Here Kofi gives Trent a simple rub screen and rolls to the rim. With the floor SPREAD (see what I did there?) Grandison has an easy angle for the post feed and Kofi has plenty of room to operate against Davis - who offers nowhere near the resistance of Dickinson. The simplicity of this action is key as you will see how we continue to add counters in response to Michigan's defensive adjustments.
We open the second half with the same "Horns" look...
This time Dickinson fronts Kofi in the post, but again, because the floor is spread, Grandison can throw the ball over the top without fear of help defense getting in the way. Dunk City.
Now it's getting fun. Same set…AGAIN…
You can see that Dickinson is absolutely intent on not letting Kofi establish that low position again so he comes right up underneath him to prevent the roll. The problem is that he's now left the rim unprotected and Trent has an easy path for a layup.
By now we're just toying with them. For the third consecutive possession - say it with me now...SAME EXACT SET…
This time, Davis stays underneath to protect the basket and Smith jumps over to help against Trent's dribble penetration. Except - OOPS - in doing so Smith leaves Grandison wide open at the top of the key. Splash.
Four possessions. Four different "Horns" looks. Four buckets. Basketball can be such a simple game sometimes. I'll be acutely tuned into future stretches of game time when Ayo is on the bench to see if this offensive look shows up again.

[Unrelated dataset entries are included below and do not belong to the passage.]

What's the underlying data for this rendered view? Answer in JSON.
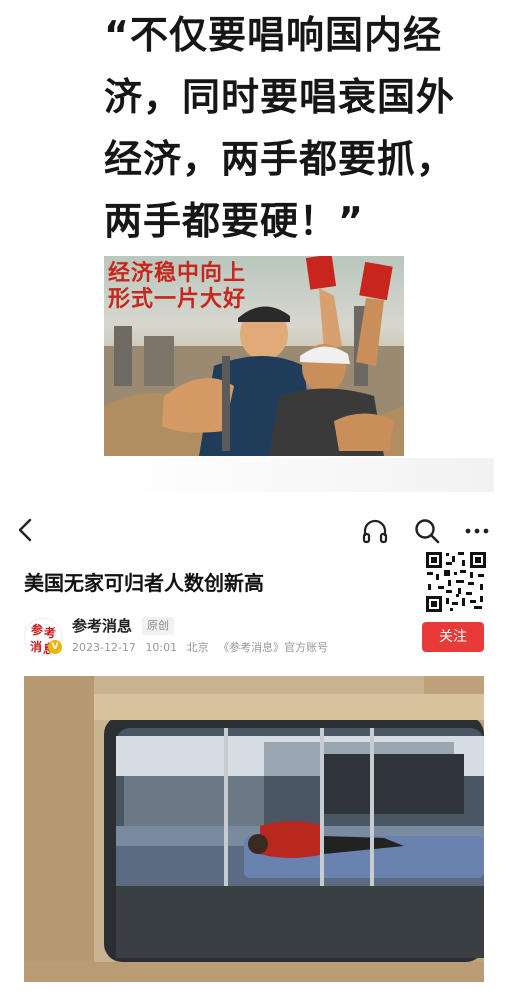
{
  "quote": {
    "lines": [
      "“不仅要唱响国内经",
      "济，同时要唱衰国外",
      "经济，两手都要抓，",
      "两手都要硬！”"
    ]
  },
  "poster": {
    "slogan_line1": "经济稳中向上",
    "slogan_line2": "形式一片大好"
  },
  "nav": {
    "back_icon": "chevron-left-icon",
    "headphone_icon": "headphone-icon",
    "search_icon": "search-icon",
    "more_icon": "more-dots-icon"
  },
  "article": {
    "title": "美国无家可归者人数创新高",
    "author": "参考消息",
    "original_tag": "原创",
    "date": "2023-12-17",
    "time": "10:01",
    "location": "北京",
    "source": "《参考消息》官方账号",
    "follow_label": "关注",
    "avatar_chars": [
      "参",
      "考",
      "消",
      "息"
    ]
  },
  "colors": {
    "accent_red": "#e93a3a",
    "slogan_red": "#c8261c",
    "badge_yellow": "#f0b400"
  }
}
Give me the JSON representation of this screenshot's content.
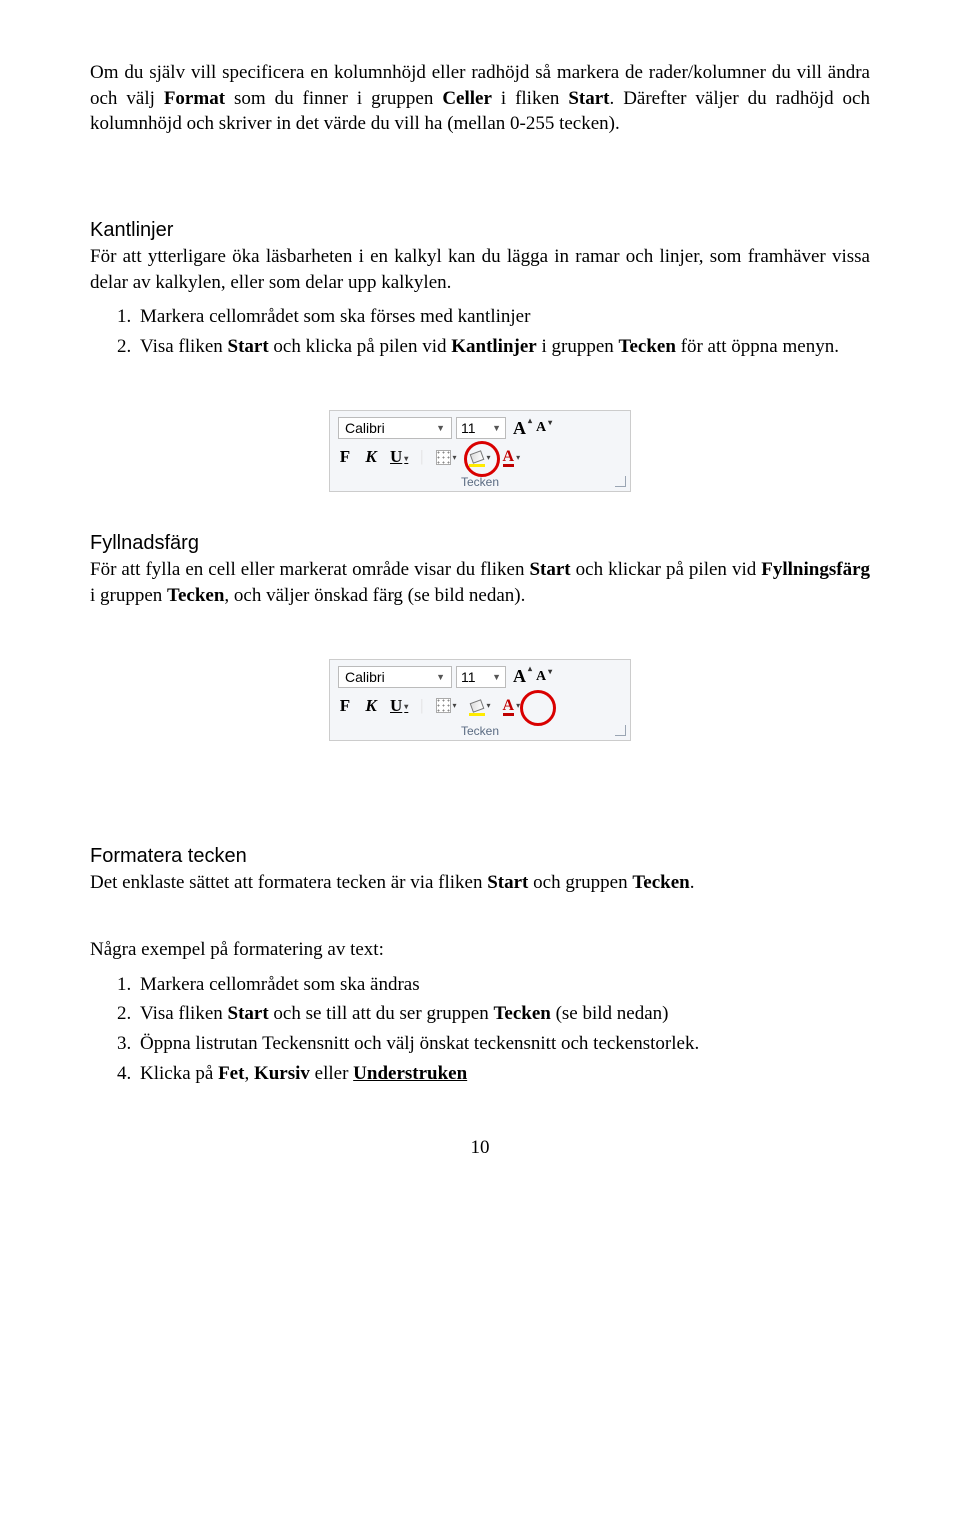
{
  "intro": {
    "p1a": "Om du själv vill specificera en kolumnhöjd eller radhöjd så markera de rader/kolumner du vill ändra och välj ",
    "format": "Format",
    "p1b": " som du finner i gruppen ",
    "celler": "Celler",
    "p1c": " i fliken ",
    "start": "Start",
    "p1d": ". Därefter väljer du radhöjd och kolumnhöjd och skriver in det värde du vill ha (mellan 0-255 tecken)."
  },
  "kantlinjer": {
    "title": "Kantlinjer",
    "desc": "För att ytterligare öka läsbarheten i en kalkyl kan du lägga in ramar och linjer, som framhäver vissa delar av kalkylen, eller som delar upp kalkylen.",
    "steps": {
      "1": "Markera cellområdet som ska förses med kantlinjer",
      "2a": "Visa fliken ",
      "2_start": "Start",
      "2b": " och klicka på pilen vid ",
      "2_kantlinjer": "Kantlinjer",
      "2c": " i gruppen ",
      "2_tecken": "Tecken",
      "2d": " för att öppna menyn."
    }
  },
  "fyllnadsfarg": {
    "title": "Fyllnadsfärg",
    "desc_a": "För att fylla en cell eller markerat område visar du fliken ",
    "start": "Start",
    "desc_b": " och klickar på pilen vid ",
    "fyllningsfarg": "Fyllningsfärg",
    "desc_c": " i gruppen ",
    "tecken": "Tecken",
    "desc_d": ", och väljer önskad färg (se bild nedan)."
  },
  "formatera": {
    "title": "Formatera tecken",
    "desc_a": "Det enklaste sättet att formatera tecken är via fliken ",
    "start": "Start",
    "desc_b": " och gruppen ",
    "tecken": "Tecken",
    "desc_c": "."
  },
  "exempel": {
    "intro": "Några exempel på formatering av text:",
    "steps": {
      "1": "Markera cellområdet som ska ändras",
      "2a": "Visa fliken ",
      "2_start": "Start",
      "2b": " och se till att du ser gruppen ",
      "2_tecken": "Tecken",
      "2c": " (se bild nedan)",
      "3": "Öppna listrutan Teckensnitt och välj önskat teckensnitt och teckenstorlek.",
      "4a": "Klicka på ",
      "4_fet": "Fet",
      "4b": ", ",
      "4_kursiv": "Kursiv",
      "4c": " eller ",
      "4_under": "Understruken"
    }
  },
  "ribbon": {
    "font_name": "Calibri",
    "font_size": "11",
    "bold": "F",
    "italic": "K",
    "underline": "U",
    "group_label": "Tecken"
  },
  "page_number": "10"
}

So I hope this little appetizer whetted your appetite for this afternoon's main course against the Buckeyes. Now let's go lock up that 1 seed.